Ms. Sagen says she bought several items and tried one-eighth teaspoon of marijuana-infused honey. After a few hours, she was hallucinating , too dizzy and confused to dress herself for a doctor’s appointment. Then came vomiting far worse than her stomach upset before she took the drug. When she reported the side effects to her oncologist’s nurse and her primary-care physician, she got no guidance. She doesn’t take the drug now. But with advice from a nutritionist, her appetite and food intake have improved, she says.
Other marijuana users may experience the well-known reduction in ability to concentrate. At least a few users suffer troubling short-term psychiatric side effects, which can include anxiety and panic. More controversially, an analysis published in the journal Lancet in 2007 tied marijuana use to a higher rate of psychotic conditions such as schizophrenia. But the analysis noted that such a link doesn’t necessarily show marijuana is a cause of the conditions.

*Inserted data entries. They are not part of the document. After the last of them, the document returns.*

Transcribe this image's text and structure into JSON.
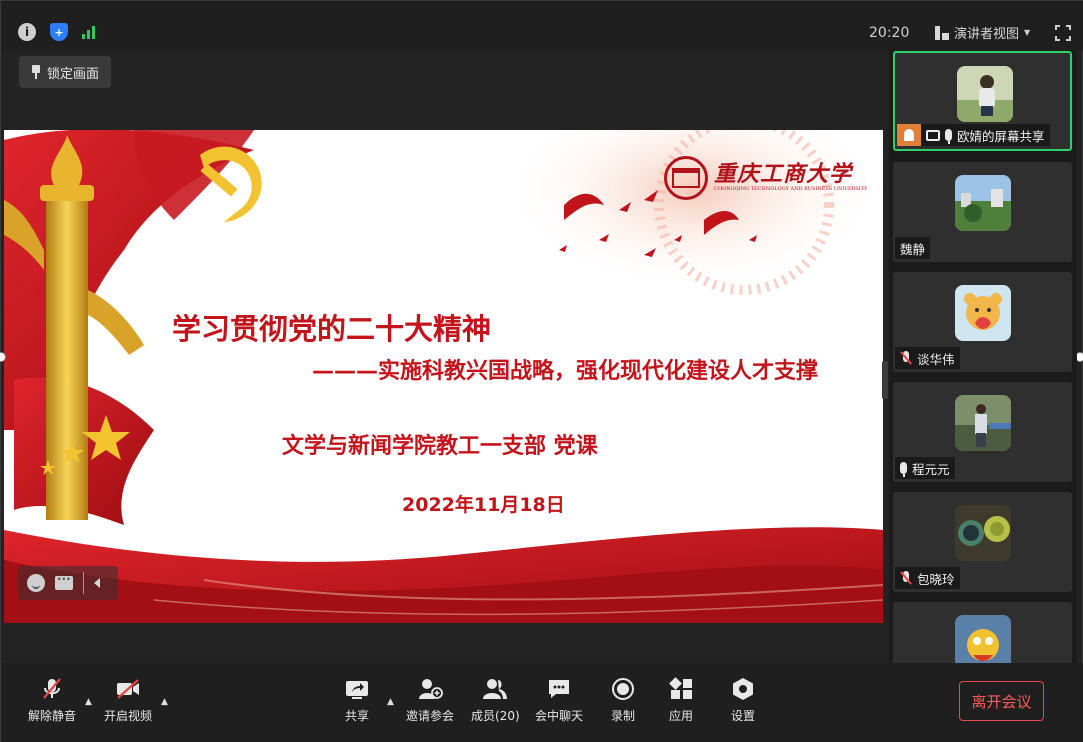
{
  "topbar": {
    "icons": [
      "info-icon",
      "shield-icon",
      "signal-icon"
    ],
    "clock": "20:20",
    "view_mode": "演讲者视图",
    "fullscreen_icon": "fullscreen-icon"
  },
  "lock_button": {
    "label": "锁定画面",
    "icon": "pin-icon"
  },
  "slide": {
    "title": "学习贯彻党的二十大精神",
    "subtitle": "———实施科教兴国战略，强化现代化建设人才支撑",
    "branch": "文学与新闻学院教工一支部  党课",
    "date": "2022年11月18日",
    "university_name": "重庆工商大学",
    "university_name_en": "CHONGQING TECHNOLOGY AND BUSINESS UNIVERSITY",
    "accent_color": "#c4141b"
  },
  "reactions": {
    "icons": [
      "emoji-icon",
      "chat-bubble-icon",
      "collapse-icon"
    ]
  },
  "gallery": {
    "participants": [
      {
        "name": "欧婧的屏幕共享",
        "status": "screen-share",
        "mic": "on",
        "active": true
      },
      {
        "name": "魏静",
        "status": "video",
        "mic": "none",
        "active": false
      },
      {
        "name": "谈华伟",
        "status": "video",
        "mic": "muted",
        "active": false
      },
      {
        "name": "程元元",
        "status": "video",
        "mic": "on",
        "active": false
      },
      {
        "name": "包晓玲",
        "status": "video",
        "mic": "muted",
        "active": false
      },
      {
        "name": "",
        "status": "video",
        "mic": "none",
        "active": false
      }
    ]
  },
  "toolbar": {
    "unmute": "解除静音",
    "start_video": "开启视频",
    "share": "共享",
    "invite": "邀请参会",
    "members": "成员(20)",
    "chat": "会中聊天",
    "record": "录制",
    "apps": "应用",
    "settings": "设置",
    "leave": "离开会议",
    "leave_color": "#e34b4b"
  }
}
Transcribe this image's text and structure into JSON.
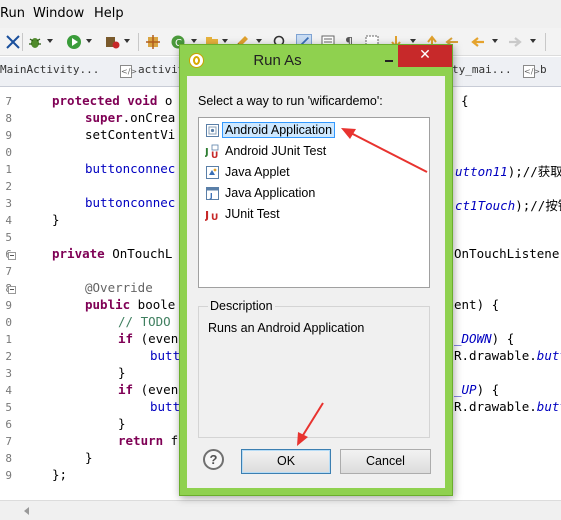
{
  "menu": [
    "Run",
    "Window",
    "Help"
  ],
  "tabs": [
    "MainActivity...",
    "activit",
    "ty_mai...",
    "b"
  ],
  "line_numbers": [
    "7",
    "8",
    "9",
    "0",
    "1",
    "2",
    "3",
    "4",
    "5",
    "6",
    "7",
    "8",
    "9",
    "0",
    "1",
    "2",
    "3",
    "4",
    "5",
    "6",
    "7",
    "8",
    "9"
  ],
  "code": {
    "l1_kw": "protected void",
    "l1_rest": " o",
    "l1_tail": "{",
    "l2_a": "super",
    "l2_b": ".onCrea",
    "l3": "setContentVi",
    "l5_a": "buttonconnec",
    "l5_tail_a": "utton11",
    "l5_tail_b": ");//获取",
    "l7_a": "buttonconnec",
    "l7_tail_a": "ct1Touch",
    "l7_tail_b": ");//按钮",
    "l8": "}",
    "l10_kw": "private",
    "l10_rest": " OnTouchL",
    "l10_tail": "OnTouchListene",
    "l12": "@Override",
    "l13_kw": "public",
    "l13_rest": " boole",
    "l13_tail": "ent) {",
    "l14": "// TODO",
    "l15_kw": "if",
    "l15_rest": " (even",
    "l15_tail_a": "_DOWN",
    "l15_tail_b": ") {",
    "l16_a": "butt",
    "l16_tail_a": "R.drawable.",
    "l16_tail_b": "butt",
    "l17": "}",
    "l18_kw": "if",
    "l18_rest": " (even",
    "l18_tail_a": "_UP",
    "l18_tail_b": ") {",
    "l19_a": "butt",
    "l19_tail_a": "R.drawable.",
    "l19_tail_b": "butt",
    "l20": "}",
    "l21_kw": "return",
    "l21_rest": " f",
    "l22": "}",
    "l23": "};"
  },
  "dialog": {
    "title": "Run As",
    "close_glyph": "✕",
    "prompt": "Select a way to run 'wificardemo':",
    "items": [
      {
        "label": "Android Application",
        "icon": "android-application-icon",
        "selected": true
      },
      {
        "label": "Android JUnit Test",
        "icon": "junit-test-icon",
        "selected": false
      },
      {
        "label": "Java Applet",
        "icon": "java-applet-icon",
        "selected": false
      },
      {
        "label": "Java Application",
        "icon": "java-application-icon",
        "selected": false
      },
      {
        "label": "JUnit Test",
        "icon": "junit-icon",
        "selected": false
      }
    ],
    "description_label": "Description",
    "description_text": "Runs an Android Application",
    "help_glyph": "?",
    "ok_label": "OK",
    "cancel_label": "Cancel"
  },
  "colors": {
    "dialog_frame": "#8fd14f",
    "close_button": "#c7292a",
    "selection_fill": "#cde8ff",
    "annotation_arrow": "#e8332f"
  }
}
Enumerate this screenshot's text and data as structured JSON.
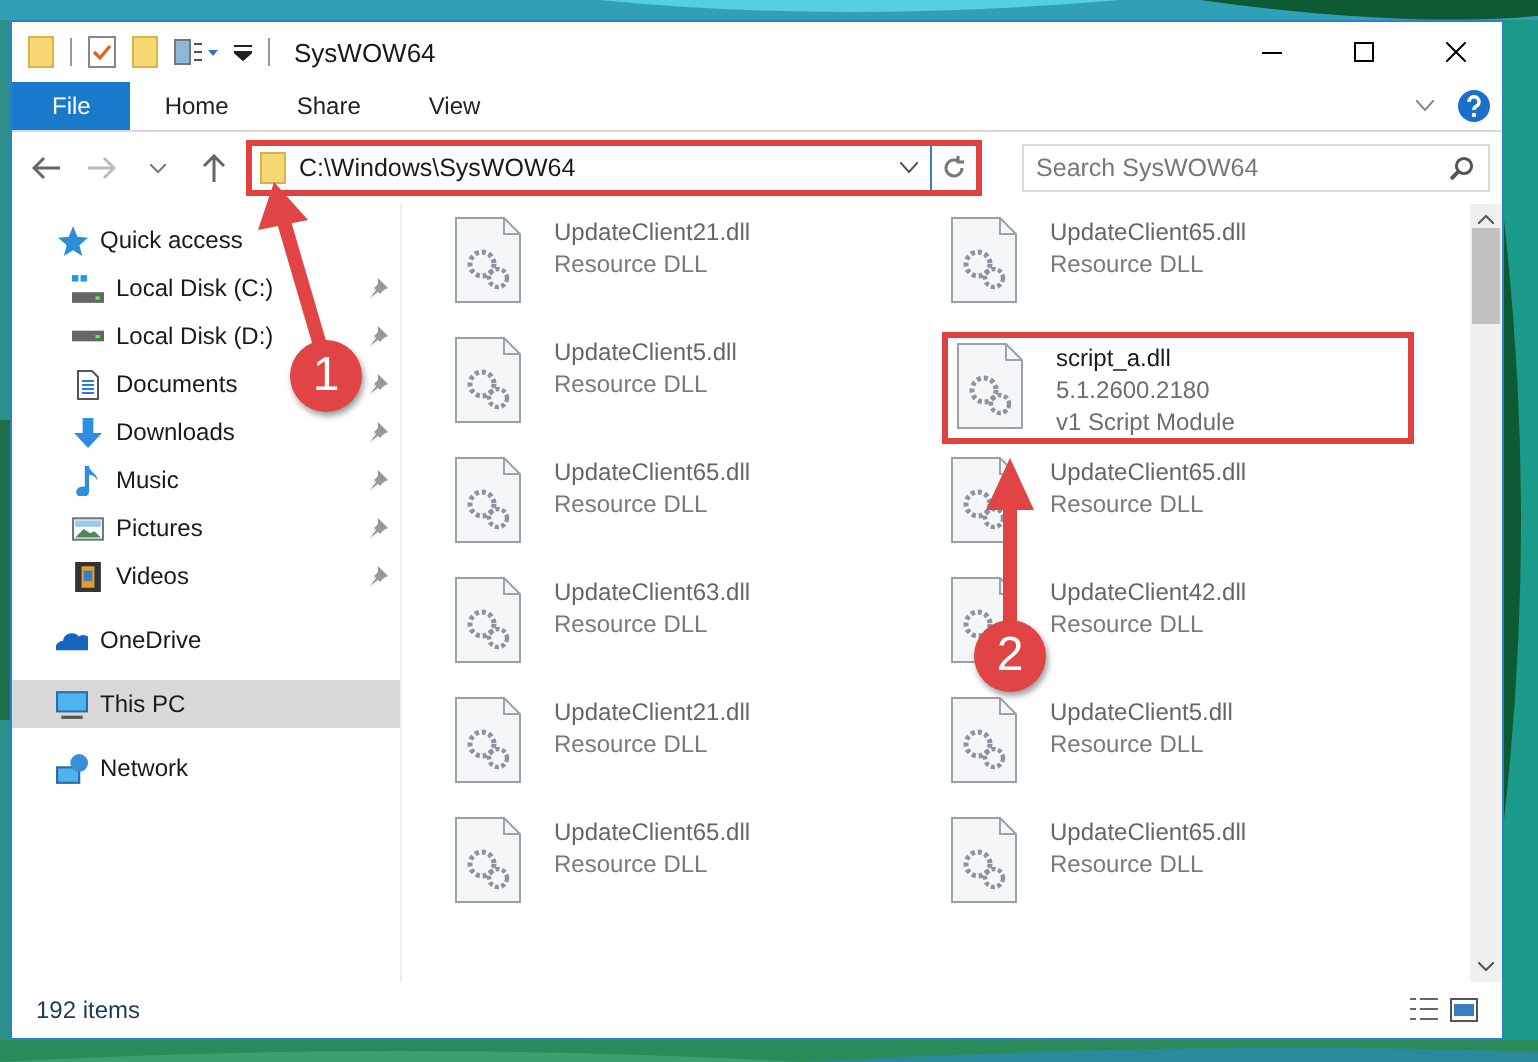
{
  "window": {
    "title": "SysWOW64"
  },
  "ribbon": {
    "tabs": [
      {
        "label": "File",
        "kind": "file",
        "selected": false
      },
      {
        "label": "Home",
        "kind": "tab",
        "selected": false
      },
      {
        "label": "Share",
        "kind": "tab",
        "selected": false
      },
      {
        "label": "View",
        "kind": "tab",
        "selected": false
      }
    ]
  },
  "address_bar": {
    "path": "C:\\Windows\\SysWOW64",
    "highlighted": true
  },
  "search": {
    "placeholder": "Search SysWOW64"
  },
  "sidebar": {
    "items": [
      {
        "label": "Quick access",
        "kind": "star",
        "selected": false,
        "children": [
          {
            "label": "Local Disk (C:)",
            "kind": "system-drive",
            "selected": false,
            "pinned": true
          },
          {
            "label": "Local Disk (D:)",
            "kind": "drive",
            "selected": false,
            "pinned": true
          },
          {
            "label": "Documents",
            "kind": "documents",
            "selected": false,
            "pinned": true
          },
          {
            "label": "Downloads",
            "kind": "downloads",
            "selected": false,
            "pinned": true
          },
          {
            "label": "Music",
            "kind": "music",
            "selected": false,
            "pinned": true
          },
          {
            "label": "Pictures",
            "kind": "pictures",
            "selected": false,
            "pinned": true
          },
          {
            "label": "Videos",
            "kind": "videos",
            "selected": false,
            "pinned": true
          }
        ]
      },
      {
        "label": "OneDrive",
        "kind": "cloud",
        "selected": false
      },
      {
        "label": "This PC",
        "kind": "computer",
        "selected": true
      },
      {
        "label": "Network",
        "kind": "network",
        "selected": false
      }
    ]
  },
  "files": [
    {
      "name": "UpdateClient21.dll",
      "details": [
        "Resource DLL"
      ],
      "faded": true,
      "highlighted": false
    },
    {
      "name": "UpdateClient65.dll",
      "details": [
        "Resource DLL"
      ],
      "faded": true,
      "highlighted": false
    },
    {
      "name": "UpdateClient5.dll",
      "details": [
        "Resource DLL"
      ],
      "faded": true,
      "highlighted": false
    },
    {
      "name": "script_a.dll",
      "details": [
        "5.1.2600.2180",
        "v1 Script Module"
      ],
      "faded": false,
      "highlighted": true
    },
    {
      "name": "UpdateClient65.dll",
      "details": [
        "Resource DLL"
      ],
      "faded": true,
      "highlighted": false
    },
    {
      "name": "UpdateClient65.dll",
      "details": [
        "Resource DLL"
      ],
      "faded": true,
      "highlighted": false
    },
    {
      "name": "UpdateClient63.dll",
      "details": [
        "Resource DLL"
      ],
      "faded": true,
      "highlighted": false
    },
    {
      "name": "UpdateClient42.dll",
      "details": [
        "Resource DLL"
      ],
      "faded": true,
      "highlighted": false
    },
    {
      "name": "UpdateClient21.dll",
      "details": [
        "Resource DLL"
      ],
      "faded": true,
      "highlighted": false
    },
    {
      "name": "UpdateClient5.dll",
      "details": [
        "Resource DLL"
      ],
      "faded": true,
      "highlighted": false
    },
    {
      "name": "UpdateClient65.dll",
      "details": [
        "Resource DLL"
      ],
      "faded": true,
      "highlighted": false
    },
    {
      "name": "UpdateClient65.dll",
      "details": [
        "Resource DLL"
      ],
      "faded": true,
      "highlighted": false
    }
  ],
  "status_bar": {
    "count": "192 items"
  },
  "annotations": [
    {
      "label": "1"
    },
    {
      "label": "2"
    }
  ]
}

Long-term marijuana use can lead to physical dependence, though it is not as addictive as nicotine or alcohol, says Margaret Haney, a professor at Columbia University’s medical school. Smoked marijuana may also risk lung irritation, but a large 2006 study, published in Cancer Epidemiology, Biomarkers & Prevention, found no tie to lung cancer.